### What you have to do
Each entry should be written out once more, exactly as given below.

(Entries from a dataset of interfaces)
• • • • • • •

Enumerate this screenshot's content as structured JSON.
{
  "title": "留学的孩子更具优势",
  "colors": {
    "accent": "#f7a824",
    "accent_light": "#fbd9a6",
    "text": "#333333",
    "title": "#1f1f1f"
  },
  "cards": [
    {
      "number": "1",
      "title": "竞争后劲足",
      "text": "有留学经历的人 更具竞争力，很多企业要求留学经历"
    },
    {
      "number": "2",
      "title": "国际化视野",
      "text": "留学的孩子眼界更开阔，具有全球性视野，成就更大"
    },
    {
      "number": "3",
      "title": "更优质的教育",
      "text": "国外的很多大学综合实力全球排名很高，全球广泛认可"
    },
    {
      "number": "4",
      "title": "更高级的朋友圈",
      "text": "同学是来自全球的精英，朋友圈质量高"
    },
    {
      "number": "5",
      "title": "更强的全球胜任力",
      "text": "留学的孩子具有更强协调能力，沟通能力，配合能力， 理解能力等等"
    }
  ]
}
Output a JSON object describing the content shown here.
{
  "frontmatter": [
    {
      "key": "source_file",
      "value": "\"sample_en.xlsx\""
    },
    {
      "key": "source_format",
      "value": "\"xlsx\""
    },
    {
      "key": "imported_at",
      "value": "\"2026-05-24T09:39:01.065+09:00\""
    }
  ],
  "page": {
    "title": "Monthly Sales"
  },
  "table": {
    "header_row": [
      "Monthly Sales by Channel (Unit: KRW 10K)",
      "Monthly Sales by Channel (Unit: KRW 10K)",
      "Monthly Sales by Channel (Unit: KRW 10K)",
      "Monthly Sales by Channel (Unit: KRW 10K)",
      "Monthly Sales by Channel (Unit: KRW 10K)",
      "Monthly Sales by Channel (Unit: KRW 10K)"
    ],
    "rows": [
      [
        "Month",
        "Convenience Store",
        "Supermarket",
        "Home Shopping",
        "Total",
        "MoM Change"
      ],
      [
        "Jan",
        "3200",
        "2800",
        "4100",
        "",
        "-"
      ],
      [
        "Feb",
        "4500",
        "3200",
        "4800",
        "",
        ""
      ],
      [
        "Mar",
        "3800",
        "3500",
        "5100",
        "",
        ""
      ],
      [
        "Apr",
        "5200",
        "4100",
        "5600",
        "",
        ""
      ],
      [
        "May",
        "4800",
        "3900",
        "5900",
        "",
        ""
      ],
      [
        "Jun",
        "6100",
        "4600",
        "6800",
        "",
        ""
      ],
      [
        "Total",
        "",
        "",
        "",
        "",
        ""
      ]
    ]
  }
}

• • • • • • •

### Exercise answer
Enumerate this screenshot's content as structured JSON.
{
  "title": "留学的孩子更具优势",
  "colors": {
    "accent": "#f7a824",
    "accent_light": "#fbd9a6",
    "text": "#333333",
    "title": "#1f1f1f"
  },
  "cards": [
    {
      "number": "1",
      "title": "竞争后劲足",
      "text": "有留学经历的人 更具竞争力，很多企业要求留学经历"
    },
    {
      "number": "2",
      "title": "国际化视野",
      "text": "留学的孩子眼界更开阔，具有全球性视野，成就更大"
    },
    {
      "number": "3",
      "title": "更优质的教育",
      "text": "国外的很多大学综合实力全球排名很高，全球广泛认可"
    },
    {
      "number": "4",
      "title": "更高级的朋友圈",
      "text": "同学是来自全球的精英，朋友圈质量高"
    },
    {
      "number": "5",
      "title": "更强的全球胜任力",
      "text": "留学的孩子具有更强协调能力，沟通能力，配合能力， 理解能力等等"
    }
  ]
}
Output a JSON object describing the content shown here.
{
  "frontmatter": [
    {
      "key": "source_file",
      "value": "\"sample_en.xlsx\""
    },
    {
      "key": "source_format",
      "value": "\"xlsx\""
    },
    {
      "key": "imported_at",
      "value": "\"2026-05-24T09:39:01.065+09:00\""
    }
  ],
  "page": {
    "title": "Monthly Sales"
  },
  "table": {
    "header_row": [
      "Monthly Sales by Channel (Unit: KRW 10K)",
      "Monthly Sales by Channel (Unit: KRW 10K)",
      "Monthly Sales by Channel (Unit: KRW 10K)",
      "Monthly Sales by Channel (Unit: KRW 10K)",
      "Monthly Sales by Channel (Unit: KRW 10K)",
      "Monthly Sales by Channel (Unit: KRW 10K)"
    ],
    "rows": [
      [
        "Month",
        "Convenience Store",
        "Supermarket",
        "Home Shopping",
        "Total",
        "MoM Change"
      ],
      [
        "Jan",
        "3200",
        "2800",
        "4100",
        "",
        "-"
      ],
      [
        "Feb",
        "4500",
        "3200",
        "4800",
        "",
        ""
      ],
      [
        "Mar",
        "3800",
        "3500",
        "5100",
        "",
        ""
      ],
      [
        "Apr",
        "5200",
        "4100",
        "5600",
        "",
        ""
      ],
      [
        "May",
        "4800",
        "3900",
        "5900",
        "",
        ""
      ],
      [
        "Jun",
        "6100",
        "4600",
        "6800",
        "",
        ""
      ],
      [
        "Total",
        "",
        "",
        "",
        "",
        ""
      ]
    ]
  }
}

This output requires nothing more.